WORK REQUEST: Collect all lines below with the string "JSON".

RECORD EXCERPTS:
---------------
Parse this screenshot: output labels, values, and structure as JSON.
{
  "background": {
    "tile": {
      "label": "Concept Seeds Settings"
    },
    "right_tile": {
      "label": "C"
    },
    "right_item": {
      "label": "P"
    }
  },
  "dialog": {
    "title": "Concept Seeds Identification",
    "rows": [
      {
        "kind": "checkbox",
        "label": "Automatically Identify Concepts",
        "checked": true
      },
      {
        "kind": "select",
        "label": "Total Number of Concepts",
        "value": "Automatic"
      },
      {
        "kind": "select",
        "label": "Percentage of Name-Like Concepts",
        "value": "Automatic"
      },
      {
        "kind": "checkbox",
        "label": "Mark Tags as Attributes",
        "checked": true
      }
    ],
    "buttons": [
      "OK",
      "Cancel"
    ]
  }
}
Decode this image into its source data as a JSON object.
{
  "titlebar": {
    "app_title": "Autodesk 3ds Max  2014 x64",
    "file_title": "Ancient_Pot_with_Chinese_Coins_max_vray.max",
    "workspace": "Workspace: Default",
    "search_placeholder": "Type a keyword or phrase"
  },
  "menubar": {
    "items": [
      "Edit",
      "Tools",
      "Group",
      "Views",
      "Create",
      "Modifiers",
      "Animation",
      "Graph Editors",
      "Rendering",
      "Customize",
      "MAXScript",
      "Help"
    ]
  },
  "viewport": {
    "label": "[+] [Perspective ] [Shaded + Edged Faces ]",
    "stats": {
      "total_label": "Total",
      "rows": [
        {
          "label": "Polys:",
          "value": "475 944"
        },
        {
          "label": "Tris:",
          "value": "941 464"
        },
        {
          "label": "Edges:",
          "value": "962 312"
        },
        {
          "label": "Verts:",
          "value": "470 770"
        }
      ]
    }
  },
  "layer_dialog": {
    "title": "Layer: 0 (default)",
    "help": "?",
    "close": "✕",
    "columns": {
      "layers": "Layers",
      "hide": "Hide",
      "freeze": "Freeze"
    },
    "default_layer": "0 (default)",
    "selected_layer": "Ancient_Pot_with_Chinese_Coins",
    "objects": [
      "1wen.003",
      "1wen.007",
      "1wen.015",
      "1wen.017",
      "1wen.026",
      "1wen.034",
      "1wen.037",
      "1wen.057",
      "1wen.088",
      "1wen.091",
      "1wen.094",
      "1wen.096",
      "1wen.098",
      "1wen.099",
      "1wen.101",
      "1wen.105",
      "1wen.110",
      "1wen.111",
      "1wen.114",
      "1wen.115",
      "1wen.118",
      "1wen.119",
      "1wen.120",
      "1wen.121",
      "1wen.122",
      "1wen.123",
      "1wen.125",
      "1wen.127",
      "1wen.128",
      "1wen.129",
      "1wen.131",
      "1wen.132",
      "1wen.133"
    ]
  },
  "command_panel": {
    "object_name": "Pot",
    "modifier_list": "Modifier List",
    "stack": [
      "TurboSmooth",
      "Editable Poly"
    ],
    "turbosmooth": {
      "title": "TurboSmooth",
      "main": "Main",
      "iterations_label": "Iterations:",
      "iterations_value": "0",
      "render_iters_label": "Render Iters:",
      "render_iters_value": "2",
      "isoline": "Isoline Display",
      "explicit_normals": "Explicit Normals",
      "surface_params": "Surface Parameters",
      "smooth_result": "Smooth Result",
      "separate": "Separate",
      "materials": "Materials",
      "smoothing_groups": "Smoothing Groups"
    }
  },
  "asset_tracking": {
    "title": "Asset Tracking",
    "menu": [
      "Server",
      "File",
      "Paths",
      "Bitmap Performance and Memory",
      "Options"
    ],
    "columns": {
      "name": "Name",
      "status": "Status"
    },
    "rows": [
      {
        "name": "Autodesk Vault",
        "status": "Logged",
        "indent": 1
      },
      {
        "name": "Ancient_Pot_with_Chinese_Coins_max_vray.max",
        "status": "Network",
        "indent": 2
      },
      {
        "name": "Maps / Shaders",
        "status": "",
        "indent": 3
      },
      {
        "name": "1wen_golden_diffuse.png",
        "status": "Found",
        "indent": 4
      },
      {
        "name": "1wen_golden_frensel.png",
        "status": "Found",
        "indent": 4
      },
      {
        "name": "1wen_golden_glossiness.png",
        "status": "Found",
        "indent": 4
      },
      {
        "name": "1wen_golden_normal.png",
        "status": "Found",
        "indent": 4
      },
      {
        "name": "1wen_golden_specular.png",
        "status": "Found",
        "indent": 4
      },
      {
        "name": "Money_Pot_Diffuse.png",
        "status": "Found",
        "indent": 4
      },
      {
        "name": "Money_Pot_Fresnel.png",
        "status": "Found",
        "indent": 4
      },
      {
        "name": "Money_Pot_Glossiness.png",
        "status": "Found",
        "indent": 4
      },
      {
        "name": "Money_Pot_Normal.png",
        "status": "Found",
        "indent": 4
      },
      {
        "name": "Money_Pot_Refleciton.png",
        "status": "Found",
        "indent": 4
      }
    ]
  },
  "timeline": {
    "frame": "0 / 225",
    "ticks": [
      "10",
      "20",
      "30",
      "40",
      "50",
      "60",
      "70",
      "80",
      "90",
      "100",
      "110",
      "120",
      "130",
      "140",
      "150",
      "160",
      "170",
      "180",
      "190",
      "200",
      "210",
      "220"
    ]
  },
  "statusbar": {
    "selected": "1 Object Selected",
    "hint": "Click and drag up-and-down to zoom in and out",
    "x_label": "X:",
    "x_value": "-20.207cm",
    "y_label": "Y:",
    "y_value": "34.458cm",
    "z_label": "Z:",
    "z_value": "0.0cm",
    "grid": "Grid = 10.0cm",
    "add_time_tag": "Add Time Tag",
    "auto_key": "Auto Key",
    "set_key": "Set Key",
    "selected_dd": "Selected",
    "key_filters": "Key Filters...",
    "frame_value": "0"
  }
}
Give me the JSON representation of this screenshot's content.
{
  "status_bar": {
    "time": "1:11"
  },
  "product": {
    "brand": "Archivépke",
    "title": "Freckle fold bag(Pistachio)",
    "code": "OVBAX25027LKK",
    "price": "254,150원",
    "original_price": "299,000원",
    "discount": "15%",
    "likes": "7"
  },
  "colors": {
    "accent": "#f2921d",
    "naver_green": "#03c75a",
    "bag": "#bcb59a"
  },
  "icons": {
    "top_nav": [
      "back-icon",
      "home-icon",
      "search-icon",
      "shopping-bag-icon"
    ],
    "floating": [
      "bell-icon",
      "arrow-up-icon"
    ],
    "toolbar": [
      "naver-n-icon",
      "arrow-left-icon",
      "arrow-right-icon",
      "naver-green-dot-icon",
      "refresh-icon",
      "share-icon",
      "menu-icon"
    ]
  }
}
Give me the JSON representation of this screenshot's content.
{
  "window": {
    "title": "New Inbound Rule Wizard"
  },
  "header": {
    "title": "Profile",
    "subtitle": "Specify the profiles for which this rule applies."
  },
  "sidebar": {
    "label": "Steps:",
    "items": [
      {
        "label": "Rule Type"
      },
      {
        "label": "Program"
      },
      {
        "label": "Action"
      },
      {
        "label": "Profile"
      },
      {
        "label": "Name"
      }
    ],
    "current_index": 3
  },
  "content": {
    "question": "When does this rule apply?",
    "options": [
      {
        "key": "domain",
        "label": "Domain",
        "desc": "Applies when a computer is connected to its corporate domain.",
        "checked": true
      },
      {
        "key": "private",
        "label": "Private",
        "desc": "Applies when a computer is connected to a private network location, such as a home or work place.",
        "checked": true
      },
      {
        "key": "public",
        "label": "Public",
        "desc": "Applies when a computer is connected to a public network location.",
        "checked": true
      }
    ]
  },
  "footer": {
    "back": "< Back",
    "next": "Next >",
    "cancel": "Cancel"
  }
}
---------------
ANSWER SPACE:
Parse this screenshot: output labels, values, and structure as JSON.
Decode this image into its source data as a JSON object.
Give me the JSON representation of this screenshot's content.
Give me the JSON representation of this screenshot's content.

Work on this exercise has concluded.